++++ Data supplied
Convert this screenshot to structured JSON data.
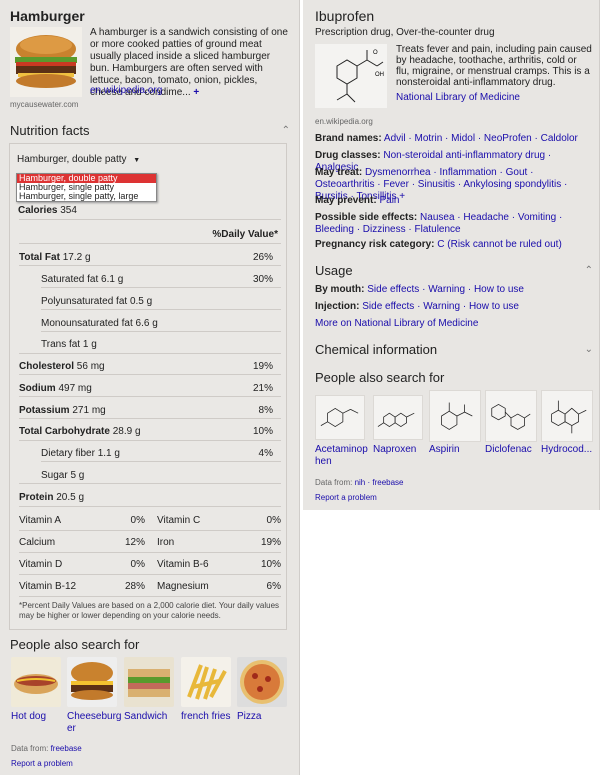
{
  "left": {
    "title": "Hamburger",
    "description": "A hamburger is a sandwich consisting of one or more cooked patties of ground meat usually placed inside a sliced hamburger bun. Hamburgers are often served with lettuce, bacon, tomato, onion, pickles, cheese and condime...",
    "more": "+",
    "image_credit": "mycausewater.com",
    "source_link": "en.wikipedia.org",
    "nutrition_title": "Nutrition facts",
    "serving_selected": "Hamburger, double patty",
    "serving_options": [
      "Hamburger, double patty",
      "Hamburger, single patty",
      "Hamburger, single patty, large"
    ],
    "calories_label": "Calories",
    "calories_value": "354",
    "daily_value_header": "%Daily Value*",
    "rows": [
      {
        "label": "Total Fat",
        "amount": "17.2 g",
        "pct": "26%"
      },
      {
        "label": "Saturated fat",
        "amount": "6.1 g",
        "pct": "30%"
      },
      {
        "label": "Polyunsaturated fat",
        "amount": "0.5 g",
        "pct": ""
      },
      {
        "label": "Monounsaturated fat",
        "amount": "6.6 g",
        "pct": ""
      },
      {
        "label": "Trans fat",
        "amount": "1 g",
        "pct": ""
      },
      {
        "label": "Cholesterol",
        "amount": "56 mg",
        "pct": "19%"
      },
      {
        "label": "Sodium",
        "amount": "497 mg",
        "pct": "21%"
      },
      {
        "label": "Potassium",
        "amount": "271 mg",
        "pct": "8%"
      },
      {
        "label": "Total Carbohydrate",
        "amount": "28.9 g",
        "pct": "10%"
      },
      {
        "label": "Dietary fiber",
        "amount": "1.1 g",
        "pct": "4%"
      },
      {
        "label": "Sugar",
        "amount": "5 g",
        "pct": ""
      },
      {
        "label": "Protein",
        "amount": "20.5 g",
        "pct": ""
      }
    ],
    "vitamins": [
      [
        "Vitamin A",
        "0%",
        "Vitamin C",
        "0%"
      ],
      [
        "Calcium",
        "12%",
        "Iron",
        "19%"
      ],
      [
        "Vitamin D",
        "0%",
        "Vitamin B-6",
        "10%"
      ],
      [
        "Vitamin B-12",
        "28%",
        "Magnesium",
        "6%"
      ]
    ],
    "footnote": "*Percent Daily Values are based on a 2,000 calorie diet. Your daily values may be higher or lower depending on your calorie needs.",
    "people_title": "People also search for",
    "people": [
      "Hot dog",
      "Cheeseburg er",
      "Sandwich",
      "french fries",
      "Pizza"
    ],
    "data_from_label": "Data from:",
    "data_from": "freebase",
    "report": "Report a problem"
  },
  "right": {
    "title": "Ibuprofen",
    "subtitle": "Prescription drug, Over-the-counter drug",
    "description": "Treats fever and pain, including pain caused by headache, toothache, arthritis, cold or flu, migraine, or menstrual cramps. This is a nonsteroidal anti-inflammatory drug.",
    "nlm": "National Library of Medicine",
    "wiki": "en.wikipedia.org",
    "brand_label": "Brand names:",
    "brand": "Advil · Motrin · Midol · NeoProfen · Caldolor",
    "classes_label": "Drug classes:",
    "classes": "Non-steroidal anti-inflammatory drug · Analgesic",
    "treat_label": "May treat:",
    "treat": "Dysmenorrhea · Inflammation · Gout · Osteoarthritis · Fever · Sinusitis · Ankylosing spondylitis · Bursitis · Tonsillitis +",
    "prevent_label": "May prevent:",
    "prevent": "Pain",
    "side_label": "Possible side effects:",
    "side": "Nausea · Headache · Vomiting · Bleeding · Dizziness · Flatulence",
    "preg_label": "Pregnancy risk category:",
    "preg": "C (Risk cannot be ruled out)",
    "usage_title": "Usage",
    "mouth_label": "By mouth:",
    "mouth": "Side effects · Warning · How to use",
    "inj_label": "Injection:",
    "inj": "Side effects · Warning · How to use",
    "more_nlm": "More on National Library of Medicine",
    "chem_title": "Chemical information",
    "people_title": "People also search for",
    "people": [
      "Acetaminop hen",
      "Naproxen",
      "Aspirin",
      "Diclofenac",
      "Hydrocod..."
    ],
    "data_from_label": "Data from:",
    "data_from": "nih · freebase",
    "report": "Report a problem",
    "chevron_up": "⌃",
    "chevron_down": "⌄"
  }
}
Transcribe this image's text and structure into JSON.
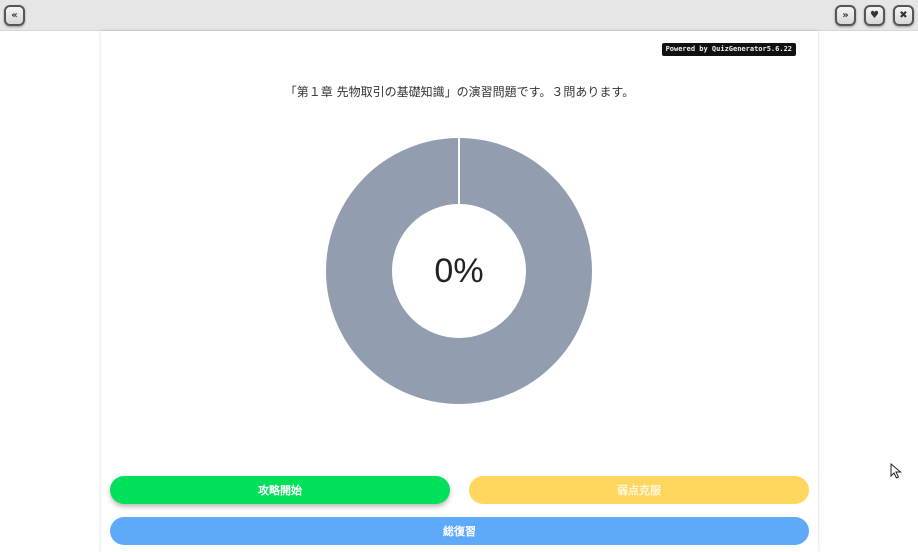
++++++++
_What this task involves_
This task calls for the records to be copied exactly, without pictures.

_Written response_
Convert this screenshot to structured JSON data.
{
  "left": {
    "title": "Hamburger",
    "description": "A hamburger is a sandwich consisting of one or more cooked patties of ground meat usually placed inside a sliced hamburger bun. Hamburgers are often served with lettuce, bacon, tomato, onion, pickles, cheese and condime...",
    "more": "+",
    "image_credit": "mycausewater.com",
    "source_link": "en.wikipedia.org",
    "nutrition_title": "Nutrition facts",
    "serving_selected": "Hamburger, double patty",
    "serving_options": [
      "Hamburger, double patty",
      "Hamburger, single patty",
      "Hamburger, single patty, large"
    ],
    "calories_label": "Calories",
    "calories_value": "354",
    "daily_value_header": "%Daily Value*",
    "rows": [
      {
        "label": "Total Fat",
        "amount": "17.2 g",
        "pct": "26%"
      },
      {
        "label": "Saturated fat",
        "amount": "6.1 g",
        "pct": "30%"
      },
      {
        "label": "Polyunsaturated fat",
        "amount": "0.5 g",
        "pct": ""
      },
      {
        "label": "Monounsaturated fat",
        "amount": "6.6 g",
        "pct": ""
      },
      {
        "label": "Trans fat",
        "amount": "1 g",
        "pct": ""
      },
      {
        "label": "Cholesterol",
        "amount": "56 mg",
        "pct": "19%"
      },
      {
        "label": "Sodium",
        "amount": "497 mg",
        "pct": "21%"
      },
      {
        "label": "Potassium",
        "amount": "271 mg",
        "pct": "8%"
      },
      {
        "label": "Total Carbohydrate",
        "amount": "28.9 g",
        "pct": "10%"
      },
      {
        "label": "Dietary fiber",
        "amount": "1.1 g",
        "pct": "4%"
      },
      {
        "label": "Sugar",
        "amount": "5 g",
        "pct": ""
      },
      {
        "label": "Protein",
        "amount": "20.5 g",
        "pct": ""
      }
    ],
    "vitamins": [
      [
        "Vitamin A",
        "0%",
        "Vitamin C",
        "0%"
      ],
      [
        "Calcium",
        "12%",
        "Iron",
        "19%"
      ],
      [
        "Vitamin D",
        "0%",
        "Vitamin B-6",
        "10%"
      ],
      [
        "Vitamin B-12",
        "28%",
        "Magnesium",
        "6%"
      ]
    ],
    "footnote": "*Percent Daily Values are based on a 2,000 calorie diet. Your daily values may be higher or lower depending on your calorie needs.",
    "people_title": "People also search for",
    "people": [
      "Hot dog",
      "Cheeseburg er",
      "Sandwich",
      "french fries",
      "Pizza"
    ],
    "data_from_label": "Data from:",
    "data_from": "freebase",
    "report": "Report a problem"
  },
  "right": {
    "title": "Ibuprofen",
    "subtitle": "Prescription drug, Over-the-counter drug",
    "description": "Treats fever and pain, including pain caused by headache, toothache, arthritis, cold or flu, migraine, or menstrual cramps. This is a nonsteroidal anti-inflammatory drug.",
    "nlm": "National Library of Medicine",
    "wiki": "en.wikipedia.org",
    "brand_label": "Brand names:",
    "brand": "Advil · Motrin · Midol · NeoProfen · Caldolor",
    "classes_label": "Drug classes:",
    "classes": "Non-steroidal anti-inflammatory drug · Analgesic",
    "treat_label": "May treat:",
    "treat": "Dysmenorrhea · Inflammation · Gout · Osteoarthritis · Fever · Sinusitis · Ankylosing spondylitis · Bursitis · Tonsillitis +",
    "prevent_label": "May prevent:",
    "prevent": "Pain",
    "side_label": "Possible side effects:",
    "side": "Nausea · Headache · Vomiting · Bleeding · Dizziness · Flatulence",
    "preg_label": "Pregnancy risk category:",
    "preg": "C (Risk cannot be ruled out)",
    "usage_title": "Usage",
    "mouth_label": "By mouth:",
    "mouth": "Side effects · Warning · How to use",
    "inj_label": "Injection:",
    "inj": "Side effects · Warning · How to use",
    "more_nlm": "More on National Library of Medicine",
    "chem_title": "Chemical information",
    "people_title": "People also search for",
    "people": [
      "Acetaminop hen",
      "Naproxen",
      "Aspirin",
      "Diclofenac",
      "Hydrocod..."
    ],
    "data_from_label": "Data from:",
    "data_from": "nih · freebase",
    "report": "Report a problem",
    "chevron_up": "⌃",
    "chevron_down": "⌄"
  }
}
Transcribe this image's text and structure into JSON.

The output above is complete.